A convicted sex offender has been arrested because he was told to move and didn’t. Linn County authorities went to every offender on the local list to tell those who live within two-thousand feet of a school or daycare center that because of a newly-implemented law, they had to move. A 23-year-old Marion man failed to comply.
Nick Maybanks, an assistant in the Linn County attorney’s office, says that man — Justin Bruce — was arrested on Monday. The charge is “violation of sex-offender residency restrictions.” He’s the first in the county charged with that offense. The charge, which is an aggravated misdemeanor, carries a penalty of up to two years in prison and a five-hundred-dollar fine.
Bruce was given a 30-day notice in which to move, told he was currently in violation and given the opportunity to move but failed to do so. Bruce made his initial court appearance this (Tuesday) morning and got a court date set for later this month. Before then the county attorney’s will file papers officially charging him with violating sex-offender restrictions. Bond is set at 65-hundred dollars and it’s likely Bruce will remain in the Linn County jail awaiting his next court appearance.
Maybanks says local authorities are taking a serious approach to enforcing the new law and all the other offenders who were notified have moved outside the limit from a school or daycare as the new law requires. Maybanks says they’re measuring the distance “as the crow flies” and Bruce wasn’t exactly “just down the street” from a school or daycare. Others were given similar notification and Maybanks says they got some guidance. There’s a map, available on-line through the Linn County sheriff’s website, that shows the restricted zones in the county.

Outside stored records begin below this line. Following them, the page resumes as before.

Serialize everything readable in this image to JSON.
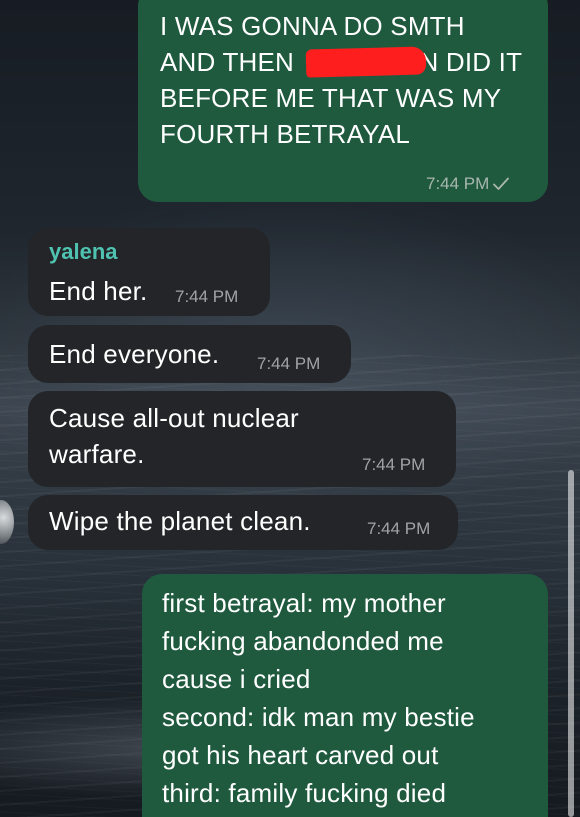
{
  "conversation": {
    "messages": [
      {
        "direction": "outgoing",
        "lines": [
          "I WAS GONNA DO SMTH",
          "AND THEN ",
          "BEFORE ME THAT WAS MY",
          "FOURTH BETRAYAL"
        ],
        "line2_tail": "N DID IT",
        "time": "7:44 PM",
        "status": "sent-check-icon"
      },
      {
        "direction": "incoming",
        "sender": "yalena",
        "text": "End her.",
        "time": "7:44 PM"
      },
      {
        "direction": "incoming",
        "text": "End everyone.",
        "time": "7:44 PM"
      },
      {
        "direction": "incoming",
        "lines": [
          "Cause all-out nuclear",
          "warfare."
        ],
        "time": "7:44 PM"
      },
      {
        "direction": "incoming",
        "text": "Wipe the planet clean.",
        "time": "7:44 PM"
      },
      {
        "direction": "outgoing",
        "lines": [
          "first betrayal: my mother",
          "fucking abandonded me",
          "cause i cried",
          "second: idk man my bestie",
          "got his heart carved out",
          "third: family fucking died"
        ]
      }
    ]
  },
  "colors": {
    "outgoing_bubble": "#1f5a3f",
    "incoming_bubble": "#232528",
    "sender_name": "#4fc3b0",
    "redaction": "#ff1e1e"
  },
  "icons": [
    "sent-check-icon",
    "avatar"
  ]
}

You can look at it on-line, or go down to the sheriff’s office yourself. Bruce could have used it to find where he could still legally reside in the county to be in compliance with the new law. Maybanks says “There’s plenty of places that are left, although they seem to be shrinking in number as cities begin to pass ordinances, too.”